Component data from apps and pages
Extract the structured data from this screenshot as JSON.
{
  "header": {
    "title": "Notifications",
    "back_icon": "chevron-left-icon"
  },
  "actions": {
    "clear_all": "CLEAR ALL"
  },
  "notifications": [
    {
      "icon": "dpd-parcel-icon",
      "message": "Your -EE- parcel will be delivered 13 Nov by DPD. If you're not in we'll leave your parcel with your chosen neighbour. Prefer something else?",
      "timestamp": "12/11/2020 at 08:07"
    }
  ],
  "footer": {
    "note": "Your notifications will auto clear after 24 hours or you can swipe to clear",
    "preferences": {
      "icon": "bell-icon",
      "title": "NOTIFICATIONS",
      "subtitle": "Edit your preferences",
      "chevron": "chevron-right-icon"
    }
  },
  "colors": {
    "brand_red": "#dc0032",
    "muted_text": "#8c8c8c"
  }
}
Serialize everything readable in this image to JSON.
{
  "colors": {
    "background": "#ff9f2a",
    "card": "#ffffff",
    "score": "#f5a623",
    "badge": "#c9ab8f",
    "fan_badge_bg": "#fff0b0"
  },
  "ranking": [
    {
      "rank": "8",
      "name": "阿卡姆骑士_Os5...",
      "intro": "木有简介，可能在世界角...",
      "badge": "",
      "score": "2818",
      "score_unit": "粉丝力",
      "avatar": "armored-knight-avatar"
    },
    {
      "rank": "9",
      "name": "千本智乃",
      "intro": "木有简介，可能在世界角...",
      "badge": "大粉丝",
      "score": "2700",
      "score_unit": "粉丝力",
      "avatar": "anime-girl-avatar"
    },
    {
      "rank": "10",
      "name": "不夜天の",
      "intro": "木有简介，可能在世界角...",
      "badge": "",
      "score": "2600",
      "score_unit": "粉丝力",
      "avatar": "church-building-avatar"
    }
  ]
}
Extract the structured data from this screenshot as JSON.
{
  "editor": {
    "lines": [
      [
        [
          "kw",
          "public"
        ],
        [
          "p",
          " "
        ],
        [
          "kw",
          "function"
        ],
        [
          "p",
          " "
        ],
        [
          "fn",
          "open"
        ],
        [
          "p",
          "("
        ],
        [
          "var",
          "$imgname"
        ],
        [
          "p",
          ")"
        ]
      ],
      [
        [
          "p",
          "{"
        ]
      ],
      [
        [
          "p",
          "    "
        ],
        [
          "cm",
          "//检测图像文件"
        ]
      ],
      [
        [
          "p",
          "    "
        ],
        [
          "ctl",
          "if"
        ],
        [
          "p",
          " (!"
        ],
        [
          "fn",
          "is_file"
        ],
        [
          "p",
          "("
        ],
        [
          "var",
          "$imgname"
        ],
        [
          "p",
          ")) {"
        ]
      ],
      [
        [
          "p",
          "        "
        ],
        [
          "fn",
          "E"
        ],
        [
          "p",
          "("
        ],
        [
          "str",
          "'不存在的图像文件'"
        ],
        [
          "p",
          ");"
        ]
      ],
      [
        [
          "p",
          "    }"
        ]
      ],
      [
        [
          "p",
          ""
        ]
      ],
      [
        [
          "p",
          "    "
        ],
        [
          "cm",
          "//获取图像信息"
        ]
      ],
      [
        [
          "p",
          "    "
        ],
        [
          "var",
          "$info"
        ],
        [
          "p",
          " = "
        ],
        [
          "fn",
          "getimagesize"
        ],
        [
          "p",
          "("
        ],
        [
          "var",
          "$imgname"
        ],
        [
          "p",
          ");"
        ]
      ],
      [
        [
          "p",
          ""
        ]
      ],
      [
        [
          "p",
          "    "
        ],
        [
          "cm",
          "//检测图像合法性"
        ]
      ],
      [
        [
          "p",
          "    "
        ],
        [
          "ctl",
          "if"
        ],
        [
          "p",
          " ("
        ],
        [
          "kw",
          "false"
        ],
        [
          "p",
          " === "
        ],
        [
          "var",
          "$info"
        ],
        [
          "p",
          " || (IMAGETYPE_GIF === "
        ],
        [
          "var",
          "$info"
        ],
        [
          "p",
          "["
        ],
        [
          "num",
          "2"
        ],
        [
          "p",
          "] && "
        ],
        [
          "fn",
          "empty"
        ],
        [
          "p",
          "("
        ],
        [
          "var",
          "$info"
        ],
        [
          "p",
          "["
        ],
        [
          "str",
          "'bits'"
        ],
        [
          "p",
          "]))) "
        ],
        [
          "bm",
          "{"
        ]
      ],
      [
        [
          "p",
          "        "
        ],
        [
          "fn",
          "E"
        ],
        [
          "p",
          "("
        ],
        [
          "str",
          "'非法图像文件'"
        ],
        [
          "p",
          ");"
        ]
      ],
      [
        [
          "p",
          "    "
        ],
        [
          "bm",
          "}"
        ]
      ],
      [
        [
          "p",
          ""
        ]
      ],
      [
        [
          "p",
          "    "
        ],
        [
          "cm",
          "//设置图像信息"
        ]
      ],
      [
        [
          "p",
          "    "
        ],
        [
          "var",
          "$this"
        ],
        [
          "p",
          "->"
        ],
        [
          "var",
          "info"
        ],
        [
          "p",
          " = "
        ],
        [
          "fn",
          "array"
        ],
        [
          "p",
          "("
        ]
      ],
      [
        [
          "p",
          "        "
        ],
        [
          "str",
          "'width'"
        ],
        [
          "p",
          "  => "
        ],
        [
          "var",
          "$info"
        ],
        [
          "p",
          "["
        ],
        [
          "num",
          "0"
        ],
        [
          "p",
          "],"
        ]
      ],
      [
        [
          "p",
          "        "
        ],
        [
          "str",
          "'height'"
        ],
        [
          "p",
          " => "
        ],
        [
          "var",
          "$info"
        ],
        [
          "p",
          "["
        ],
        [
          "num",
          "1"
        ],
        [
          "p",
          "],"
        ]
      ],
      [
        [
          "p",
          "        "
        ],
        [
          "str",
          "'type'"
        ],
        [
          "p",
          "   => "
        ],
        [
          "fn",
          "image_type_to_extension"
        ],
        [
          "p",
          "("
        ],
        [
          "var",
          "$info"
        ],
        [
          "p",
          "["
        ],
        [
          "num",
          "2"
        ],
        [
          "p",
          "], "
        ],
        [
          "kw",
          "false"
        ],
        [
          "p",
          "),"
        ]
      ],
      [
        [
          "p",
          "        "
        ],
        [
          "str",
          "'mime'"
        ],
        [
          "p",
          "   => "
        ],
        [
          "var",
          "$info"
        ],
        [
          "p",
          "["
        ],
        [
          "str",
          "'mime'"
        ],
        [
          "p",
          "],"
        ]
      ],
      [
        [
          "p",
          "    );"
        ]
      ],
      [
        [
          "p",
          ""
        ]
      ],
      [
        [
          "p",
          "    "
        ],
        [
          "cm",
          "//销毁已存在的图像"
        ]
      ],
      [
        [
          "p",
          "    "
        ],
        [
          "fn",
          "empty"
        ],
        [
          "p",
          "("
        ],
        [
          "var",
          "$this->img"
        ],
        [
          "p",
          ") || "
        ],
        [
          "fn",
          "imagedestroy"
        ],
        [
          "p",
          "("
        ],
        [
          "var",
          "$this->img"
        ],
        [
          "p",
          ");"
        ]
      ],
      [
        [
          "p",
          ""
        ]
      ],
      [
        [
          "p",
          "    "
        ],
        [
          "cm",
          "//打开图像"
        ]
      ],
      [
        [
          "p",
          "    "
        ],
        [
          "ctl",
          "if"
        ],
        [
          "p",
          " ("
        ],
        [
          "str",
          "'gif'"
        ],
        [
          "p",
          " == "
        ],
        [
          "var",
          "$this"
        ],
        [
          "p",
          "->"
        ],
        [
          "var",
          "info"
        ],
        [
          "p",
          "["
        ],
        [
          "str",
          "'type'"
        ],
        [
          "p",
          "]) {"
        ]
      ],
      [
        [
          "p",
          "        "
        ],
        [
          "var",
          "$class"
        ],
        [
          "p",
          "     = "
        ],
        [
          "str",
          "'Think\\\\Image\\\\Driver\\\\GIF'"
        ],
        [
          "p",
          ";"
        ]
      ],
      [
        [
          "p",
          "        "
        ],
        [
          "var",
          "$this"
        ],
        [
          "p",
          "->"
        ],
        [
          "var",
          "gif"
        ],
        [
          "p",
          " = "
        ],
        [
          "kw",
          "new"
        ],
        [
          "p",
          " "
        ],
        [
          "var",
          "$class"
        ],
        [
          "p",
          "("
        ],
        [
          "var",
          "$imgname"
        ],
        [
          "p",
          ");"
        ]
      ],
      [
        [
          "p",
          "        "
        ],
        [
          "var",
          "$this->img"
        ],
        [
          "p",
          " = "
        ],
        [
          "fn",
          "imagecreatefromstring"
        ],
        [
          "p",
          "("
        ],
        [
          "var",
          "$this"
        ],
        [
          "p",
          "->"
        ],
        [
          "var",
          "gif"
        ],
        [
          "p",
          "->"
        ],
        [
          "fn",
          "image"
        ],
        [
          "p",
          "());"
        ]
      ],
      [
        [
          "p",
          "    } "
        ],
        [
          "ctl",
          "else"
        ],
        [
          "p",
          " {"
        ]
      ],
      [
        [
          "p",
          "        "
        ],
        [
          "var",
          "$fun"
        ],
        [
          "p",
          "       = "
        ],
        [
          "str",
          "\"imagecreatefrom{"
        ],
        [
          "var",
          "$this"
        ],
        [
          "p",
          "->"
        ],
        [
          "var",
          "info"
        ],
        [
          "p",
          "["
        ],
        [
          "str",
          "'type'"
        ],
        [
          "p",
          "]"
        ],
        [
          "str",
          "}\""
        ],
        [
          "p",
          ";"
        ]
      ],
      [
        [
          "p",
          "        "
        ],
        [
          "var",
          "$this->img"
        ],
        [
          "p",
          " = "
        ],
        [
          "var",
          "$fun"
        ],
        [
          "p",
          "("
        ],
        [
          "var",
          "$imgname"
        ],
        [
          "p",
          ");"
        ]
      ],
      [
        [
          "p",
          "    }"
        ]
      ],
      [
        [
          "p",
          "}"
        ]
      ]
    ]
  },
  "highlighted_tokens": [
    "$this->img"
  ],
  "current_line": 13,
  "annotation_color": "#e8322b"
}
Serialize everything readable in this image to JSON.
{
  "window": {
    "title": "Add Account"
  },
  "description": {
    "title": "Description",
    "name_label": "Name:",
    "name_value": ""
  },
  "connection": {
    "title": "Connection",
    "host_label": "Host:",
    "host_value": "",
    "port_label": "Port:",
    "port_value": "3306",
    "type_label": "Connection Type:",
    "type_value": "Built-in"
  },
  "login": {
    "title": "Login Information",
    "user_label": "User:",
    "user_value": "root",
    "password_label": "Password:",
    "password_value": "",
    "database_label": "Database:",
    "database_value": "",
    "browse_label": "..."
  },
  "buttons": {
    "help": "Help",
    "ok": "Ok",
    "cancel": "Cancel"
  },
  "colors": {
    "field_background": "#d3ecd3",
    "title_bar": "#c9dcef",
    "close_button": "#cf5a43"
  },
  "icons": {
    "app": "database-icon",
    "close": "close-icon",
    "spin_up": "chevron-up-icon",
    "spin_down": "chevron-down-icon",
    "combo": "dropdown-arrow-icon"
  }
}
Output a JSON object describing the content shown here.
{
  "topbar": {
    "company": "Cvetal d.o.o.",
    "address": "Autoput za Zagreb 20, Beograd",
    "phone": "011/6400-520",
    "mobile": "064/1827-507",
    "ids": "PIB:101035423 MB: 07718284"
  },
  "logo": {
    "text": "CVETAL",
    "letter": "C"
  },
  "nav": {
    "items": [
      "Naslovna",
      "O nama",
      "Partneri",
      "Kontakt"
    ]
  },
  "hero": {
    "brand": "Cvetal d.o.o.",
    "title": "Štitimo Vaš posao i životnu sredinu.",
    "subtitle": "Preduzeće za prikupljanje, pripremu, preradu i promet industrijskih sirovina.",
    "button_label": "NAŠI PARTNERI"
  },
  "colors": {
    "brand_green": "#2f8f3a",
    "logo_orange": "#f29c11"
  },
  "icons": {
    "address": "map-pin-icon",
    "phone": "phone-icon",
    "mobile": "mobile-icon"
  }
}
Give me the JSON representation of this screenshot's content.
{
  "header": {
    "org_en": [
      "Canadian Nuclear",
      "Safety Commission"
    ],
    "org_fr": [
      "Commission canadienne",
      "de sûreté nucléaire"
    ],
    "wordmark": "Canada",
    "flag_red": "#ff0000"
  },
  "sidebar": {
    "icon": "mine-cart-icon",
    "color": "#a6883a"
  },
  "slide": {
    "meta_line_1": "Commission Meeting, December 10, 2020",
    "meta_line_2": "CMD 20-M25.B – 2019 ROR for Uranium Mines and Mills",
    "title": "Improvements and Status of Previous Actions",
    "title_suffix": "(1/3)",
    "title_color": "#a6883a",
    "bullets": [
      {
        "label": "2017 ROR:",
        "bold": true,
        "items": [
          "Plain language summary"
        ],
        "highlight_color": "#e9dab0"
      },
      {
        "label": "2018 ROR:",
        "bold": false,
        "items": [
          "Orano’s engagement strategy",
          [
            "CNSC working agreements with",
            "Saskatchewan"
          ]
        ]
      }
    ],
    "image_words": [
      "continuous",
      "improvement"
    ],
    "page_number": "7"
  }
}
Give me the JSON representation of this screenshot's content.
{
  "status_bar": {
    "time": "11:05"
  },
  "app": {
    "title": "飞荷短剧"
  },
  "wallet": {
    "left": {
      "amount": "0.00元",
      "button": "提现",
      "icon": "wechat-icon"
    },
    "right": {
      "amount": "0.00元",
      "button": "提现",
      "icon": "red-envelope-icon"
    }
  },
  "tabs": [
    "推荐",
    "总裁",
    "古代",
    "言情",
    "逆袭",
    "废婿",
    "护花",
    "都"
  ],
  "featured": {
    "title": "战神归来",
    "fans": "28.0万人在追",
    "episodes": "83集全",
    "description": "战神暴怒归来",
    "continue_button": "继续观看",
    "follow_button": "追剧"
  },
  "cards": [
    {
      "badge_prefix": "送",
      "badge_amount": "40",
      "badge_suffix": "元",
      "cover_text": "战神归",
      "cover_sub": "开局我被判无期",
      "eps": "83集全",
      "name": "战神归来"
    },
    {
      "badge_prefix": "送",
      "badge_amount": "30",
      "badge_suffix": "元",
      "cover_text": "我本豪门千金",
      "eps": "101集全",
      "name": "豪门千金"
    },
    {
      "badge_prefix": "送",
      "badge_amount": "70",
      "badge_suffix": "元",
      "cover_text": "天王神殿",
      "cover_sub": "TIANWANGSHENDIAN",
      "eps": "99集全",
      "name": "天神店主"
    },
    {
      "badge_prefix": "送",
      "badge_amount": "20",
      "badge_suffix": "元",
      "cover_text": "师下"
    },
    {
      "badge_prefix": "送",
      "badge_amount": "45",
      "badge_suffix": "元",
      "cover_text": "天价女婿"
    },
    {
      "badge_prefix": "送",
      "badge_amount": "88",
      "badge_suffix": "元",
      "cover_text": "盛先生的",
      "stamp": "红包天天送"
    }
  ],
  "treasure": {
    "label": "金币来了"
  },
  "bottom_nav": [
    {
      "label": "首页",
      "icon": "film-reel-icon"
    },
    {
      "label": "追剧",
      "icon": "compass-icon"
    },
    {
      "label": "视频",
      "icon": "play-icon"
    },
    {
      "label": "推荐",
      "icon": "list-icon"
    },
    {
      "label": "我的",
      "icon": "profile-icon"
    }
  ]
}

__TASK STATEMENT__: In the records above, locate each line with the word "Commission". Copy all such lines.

__COMPLETED TASK__:
      "Safety Commission"
      "Commission canadienne",
    "meta_line_1": "Commission Meeting, December 10, 2020",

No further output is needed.